The Marriage and Relationships Task Group of the Methodist Church has announced that it will present a report to the 2019 Conference with recommendations about various issues to do with relationships in general and marriage in particular. Details are reproduced below, together with some Ancillary Documents and links to other relevant material.
Marriage and Relationships 2019
The Marriage and Relationships Task Group will present a report to the 2019 Conference with recommendations about various issues to do with relationships in general and marriage in particular. If accepted by Conference, those recommendations will be submitted to the wider Church for consultation during 2019-2020, with a final decision being made at the July 2020 Conference.
The Methodist Church has not fully reflected on the theology of marriage and relationships since 1992 although work has been carried out by several Task Groups since then. The Marriage and Relationships Task Group set up in 2014 identified the need for an update and to revisit the ‘definition’ of marriage and the current Task Group (set up in 2016) have been looking at this. The 2018 Conference directed that, instead of a statement, the Task Group should bring a report on these matters which could include any proposed changes to Standing Orders, were the definition of marriage to change.
- Marriage and Relationships 2019 – media briefing
- Marriage and Relationships 2019 – timeline
- Talking of Marriage and Relationships – frequently asked questions
- Marriage and Relationships 2018 – archived material
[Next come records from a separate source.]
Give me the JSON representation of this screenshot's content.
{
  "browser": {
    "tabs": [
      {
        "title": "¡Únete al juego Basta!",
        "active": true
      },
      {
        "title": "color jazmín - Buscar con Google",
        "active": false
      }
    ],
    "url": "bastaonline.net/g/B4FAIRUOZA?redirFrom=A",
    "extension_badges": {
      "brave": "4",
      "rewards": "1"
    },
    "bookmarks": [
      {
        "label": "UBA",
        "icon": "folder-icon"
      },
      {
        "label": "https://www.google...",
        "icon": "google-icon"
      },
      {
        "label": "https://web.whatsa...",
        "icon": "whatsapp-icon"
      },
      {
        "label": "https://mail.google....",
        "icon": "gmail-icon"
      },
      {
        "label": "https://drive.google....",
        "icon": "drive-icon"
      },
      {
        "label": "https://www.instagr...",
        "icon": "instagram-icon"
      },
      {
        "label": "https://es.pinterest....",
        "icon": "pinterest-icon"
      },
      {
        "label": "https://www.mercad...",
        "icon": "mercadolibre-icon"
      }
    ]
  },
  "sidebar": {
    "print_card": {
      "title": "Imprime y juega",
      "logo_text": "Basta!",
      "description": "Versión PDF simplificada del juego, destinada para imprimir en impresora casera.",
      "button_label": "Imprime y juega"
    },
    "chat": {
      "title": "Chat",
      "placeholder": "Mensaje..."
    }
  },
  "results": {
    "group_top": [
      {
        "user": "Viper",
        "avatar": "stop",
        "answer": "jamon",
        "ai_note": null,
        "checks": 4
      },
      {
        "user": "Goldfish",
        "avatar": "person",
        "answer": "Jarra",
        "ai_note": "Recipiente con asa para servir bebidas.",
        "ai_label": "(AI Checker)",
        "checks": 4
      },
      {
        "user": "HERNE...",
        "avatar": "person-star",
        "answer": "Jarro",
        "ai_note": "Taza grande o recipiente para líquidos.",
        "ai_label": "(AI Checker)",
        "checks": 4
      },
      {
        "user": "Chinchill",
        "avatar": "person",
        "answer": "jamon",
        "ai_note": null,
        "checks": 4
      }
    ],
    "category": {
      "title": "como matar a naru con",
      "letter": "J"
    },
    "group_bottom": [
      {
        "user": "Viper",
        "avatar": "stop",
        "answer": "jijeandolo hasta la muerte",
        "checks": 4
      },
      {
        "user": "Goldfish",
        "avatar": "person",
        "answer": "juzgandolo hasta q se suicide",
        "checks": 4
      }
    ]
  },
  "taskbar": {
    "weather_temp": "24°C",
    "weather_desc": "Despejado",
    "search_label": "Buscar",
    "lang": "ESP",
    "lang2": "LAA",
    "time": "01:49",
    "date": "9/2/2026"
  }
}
The Task Group Report is to be presented to the forthcoming Conference of The Methodist Church (which covers England, Scotland and Wales) to be held in Birmingham between 27th June and 4th July. Relevant sections of the Task Group report include [emphasis added]:
4.3.8 The implication of [the above discussion] is that the Methodist Church is content for Methodists (whether lay or ordained) to enter the legal institutions of same-sex civil partnership and same-sex marriage, but does not see them as falling within the Methodist Church’s understanding of marriage. The Task Group is aware that some members of the Methodist Church would be happy to see the Conference authorising forms of service which enable same-sex couples to exchange vows and to make commitments to each other in the sight of God and the Church that create a life-long, exclusive covenant relationship between them; but that they would not want this relationship to be called ‘marriage’. Others oppose any sort of formalised same-sex relationship, and some struggle with the 1993 declarations of the Conference concerning sexuality as a whole.
4.3.20 … we believe that, in awe and humility, the Methodist Church needs to recognise that it is being called by God to take the next steps in the development of its understanding of relationships and marriage. Those steps include enabling people of the same sex to commit themselves to each other in Christian marriage services. There is a strong case that, if marriage is what the Methodist Church says it is, and is as wonderful as it says it is, this Church cannot remain true to the God of justice and love by continuing to deny it to those same-sex couples who desire it so deeply.
5.3.4 How, then, should ‘conscience’ be protected in the matter of the Christian marriage of same-sex couples? With regard to ministers or other officiants, provisions analogous to those concerning the remarriage of divorcees could be introduced. In no circumstances would a minister or other authorised officiant be forced to conduct a same-sex marriage, but they would be required to refer any couple who requested one to a colleague who could.
However the views expressed in the Report do not necessarily reflect those of Methodists elsewhere in world.